Linkage 2.28

I stepped away for a bit because I’m having one of those weeks where I wildly over-scheduled myself. You don’t have those, right? I know I’m the only one.

Anyway, here’s to slowing down a bit. Enjoy this overstocked post of bits of goodness from the interwebz:

This was an interesting milestone in the life of the Presbyterian Church of America: Pastor Ligon Duncan reflects on years of a conscious pursuit of more diversity in the PCA.

Now friends, I am a son of the old Southern Presbyterian Church. These are my people, and I am no better than my fathers. It is humiliating to stand before you today and confess these things.

So, what happened? What accounts for this change, and for our present joy in you?

Well, the answer is complex, and many things could be said…. But it gets down to the cross, the Gospel and repentance.

Our family is already big fans of Stephen Curry, the Charlotte-area native who is breaking records left and right with the Golden State Warriors. He is a humble, kind man. Here’s a great picture of him asking for an autograph from Mo’ne Davis.

The One Question Every Parent Should Quit Asking

Sometimes It Really Is As Simple As Cake: a lovely reflection on the simple art of feeding people.

Alissa Wilkinson rightfully scolds our “hot take” culture: In Praise of Slow Opinions

And lastly, this is a great interpretation of what was already good advice from Ira Glass.


I have just two things for you today.

One, if you have had it up to here with political advertising like I (and my children) have, head over to this Random Political Rhetoric Generator for a couple of laughs. You can take important stands like, “I want an America where internet pirates and violent video game makers cannot corrupt our cherished national parks.”

Two, this article by Carl Trueman is a highly influential one for me when it comes to music in the church. I return to it now and again to recalibrate and ask questions of myself and others: What Can Miserable Christians Sing? Here’s a taste:

A diet of unremittingly jolly choruses and hymns inevitably creates an unrealistic horizon of expectation which sees the normative Christian life as one long triumphalist street party — a theologically incorrect and a pastorally disastrous scenario in a world of broken individuals. Has an unconscious belief that Christianity is — or at least should be — all about health, wealth, and happiness silently corrupted the content of our worship? Few Christians in areas where the church has been strongest over recent decades — China, Africa, Eastern Europe – would regard uninterrupted emotional highs as normal Christian experience.

Trueman wrote a follow-up piece for the 9marks blog earlier this year that is also worth a read.

Why It Matters

This is a devotional I recently wrote for our homeschool co-op.

Sara Groves wrote the above song in tribute to a man in Sarajevo whose name is Vedran Smailovic.  Vedran was the principal cellist for the Sarajevo Opera Orchestra.
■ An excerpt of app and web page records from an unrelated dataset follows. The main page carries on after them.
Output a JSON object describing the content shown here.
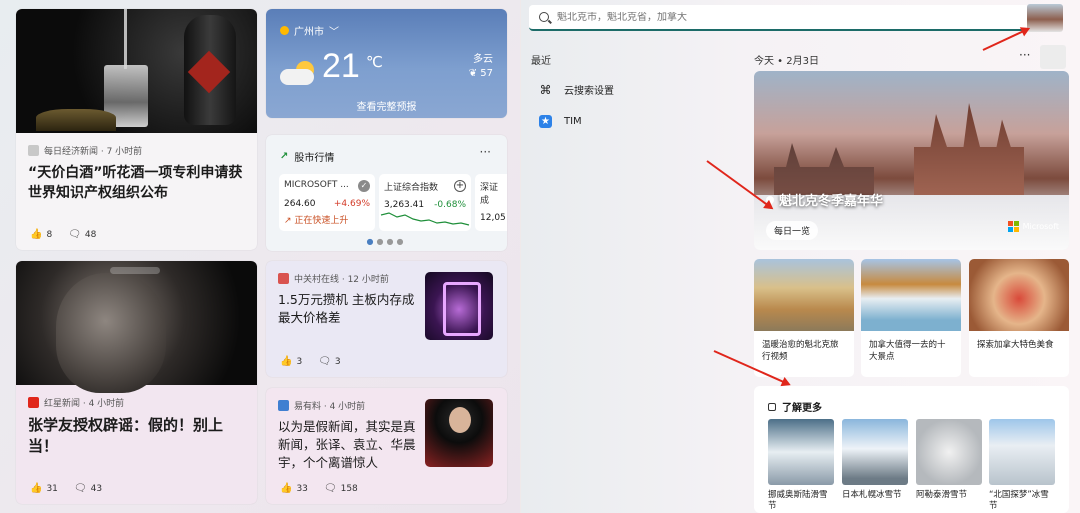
{
  "left": {
    "news1": {
      "source": "每日经济新闻 · 7 小时前",
      "title": "“天价白酒”听花酒一项专利申请获世界知识产权组织公布",
      "likes": "8",
      "comments": "48"
    },
    "weather": {
      "location": "广州市",
      "temp": "21",
      "unit": "℃",
      "condition": "多云",
      "aqi": "57",
      "aqi_icon": "leaf-icon",
      "more": "查看完整预报"
    },
    "stocks": {
      "title": "股市行情",
      "tiles": [
        {
          "name": "MICROSOFT ...",
          "price": "264.60",
          "change": "+4.69%",
          "note": "正在快速上升"
        },
        {
          "name": "上证综合指数",
          "price": "3,263.41",
          "change": "-0.68%"
        },
        {
          "name": "深证成",
          "price": "12,05"
        }
      ]
    },
    "news2": {
      "source": "红星新闻 · 4 小时前",
      "title": "张学友授权辟谣：假的！别上当！",
      "likes": "31",
      "comments": "43"
    },
    "news3": {
      "source": "中关村在线 · 12 小时前",
      "title": "1.5万元攒机 主板内存成最大价格差",
      "likes": "3",
      "comments": "3"
    },
    "news4": {
      "source": "易有料 · 4 小时前",
      "title": "以为是假新闻，其实是真新闻，张译、袁立、华晨宇，个个离谱惊人",
      "likes": "33",
      "comments": "158"
    }
  },
  "right": {
    "search": {
      "placeholder": "魁北克市，魁北克省，加拿大"
    },
    "recent_label": "最近",
    "recent_items": [
      {
        "label": "云搜索设置",
        "icon": "cloud-search-icon"
      },
      {
        "label": "TIM",
        "icon": "tim-app-icon"
      }
    ],
    "today_label": "今天 • 2月3日",
    "hero": {
      "caption": "魁北克冬季嘉年华",
      "badge": "每日一览",
      "brand": "Microsoft"
    },
    "minis": [
      {
        "caption": "温暖治愈的魁北克旅行视频"
      },
      {
        "caption": "加拿大值得一去的十大景点"
      },
      {
        "caption": "探索加拿大特色美食"
      }
    ],
    "learn_more": {
      "title": "了解更多",
      "items": [
        {
          "caption": "挪威奥斯陆滑雪节"
        },
        {
          "caption": "日本札幌冰雪节"
        },
        {
          "caption": "阿勒泰滑雪节"
        },
        {
          "caption": "“北国探梦”冰雪节"
        }
      ]
    }
  },
  "colors": {
    "arrow": "#e0261b",
    "accent": "#1c6b68",
    "positive": "#d33b28"
  }
}
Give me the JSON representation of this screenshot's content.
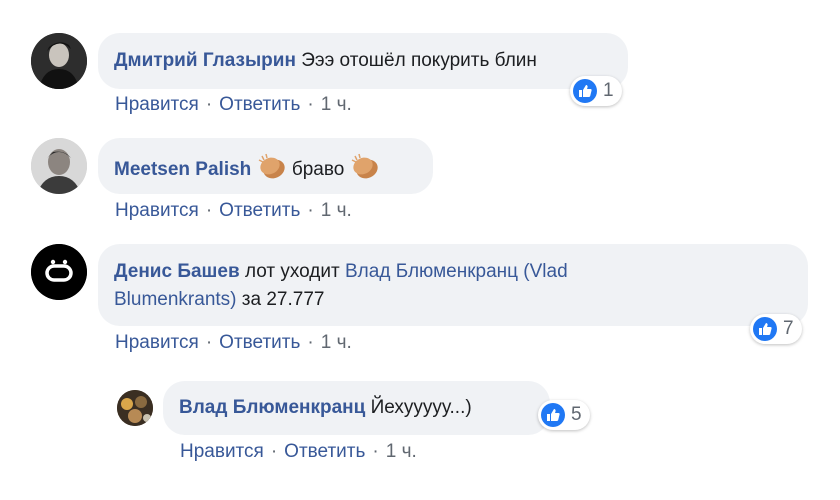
{
  "comments": [
    {
      "author": "Дмитрий Глазырин",
      "text": "Эээ отошёл покурить блин",
      "reaction_count": "1",
      "actions": {
        "like": "Нравится",
        "reply": "Ответить",
        "time": "1 ч."
      }
    },
    {
      "author": "Meetsen Palish",
      "text": "браво",
      "emoji_icon": "clapping-hands-icon",
      "actions": {
        "like": "Нравится",
        "reply": "Ответить",
        "time": "1 ч."
      }
    },
    {
      "author": "Денис Башев",
      "text_before": "лот уходит",
      "mention_line1": "Влад Блюменкранц (Vlad",
      "mention_line2": "Blumenkrants)",
      "text_after": "за 27.777",
      "reaction_count": "7",
      "actions": {
        "like": "Нравится",
        "reply": "Ответить",
        "time": "1 ч."
      }
    },
    {
      "author": "Влад Блюменкранц",
      "text": "Йехууууу...)",
      "reaction_count": "5",
      "actions": {
        "like": "Нравится",
        "reply": "Ответить",
        "time": "1 ч."
      }
    }
  ],
  "separator": "·",
  "colors": {
    "link": "#385898",
    "bubble": "#f0f2f5",
    "meta": "#606770",
    "like": "#2078f4"
  }
}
In Sarajevo in the 1990s there was a great war and many people died.  Some of those people were civilians — people who were standing in a breadline, hoping to take some food home for their families.  Twenty two of them were killed by a mortar shell.  They were not soldiers or politicians or involved in the conflict at all — other than the fact that they lived there.

That was on May 27, 1992.  On May 28, Vedran Smailovic went to the blackened part of the city where this tragedy happened, took out his cello, and began to play.  He played in that park for twenty-two days, in tribute to the twenty-two men, women, and children who died there.  It was his way of answering the tragedy.  He mourned with music.  He brought lavish beauty to a place that was war-torn, chaotic, and tragic.

The story of Vedran expresses some of God’s character.  God created the world out of chaos.  He spoke it into being and it was very good.  If you look at creation, what He has made, it is amazing and beautiful.  It works perfectly.  And there are so many details that are there that didn’t need to be.

Think about this season of fall.  God could have intended that autumn happened in a week or so.  The trees would close up shop, lose their leaves in a pile of brown, and be done with it.  But no — in His generosity to us, He intended for the season to be colorful:  full of reds, yellows, oranges, and the bluest skies you can ask for.  He didn’t have to do it that way, but the fact that He did means that beauty matters to God.

For thus says the Lord,

who created the heavens

(he is God!),

who formed the earth and made it

(he established it;

he did not create it empty,

he formed it to be inhabited!):

“I am the Lord, and there is no other. (Isaiah 45:18, ESV)

And so I want to encourage you students today that when you take an extra moment on your homework to get it right; when you stop to jump in the leaves that are turning; when you color a picture for your mom; when you draw what you see; when you sing with all your heart in church — YOU are creating and YOU are reflecting God’s glory when you do that.

And moms, when you light a candle at dinner even though the rest of the house is chaos; when you take an extra minute to love that child who is giving you a terrible attitude; when you bring beauty in what seems to be a darkened place, YOU are reflecting God’s glory.

These efforts can seem to go unnoticed for years at a time, maybe for our whole lives.  Like the single cellist in the blackened park, we might feel as though our efforts are fruitless.  They cannot raise the dead.

But we serve an audience of One, who made us like Him, in His image.  Be encouraged.  He sees.  He knows.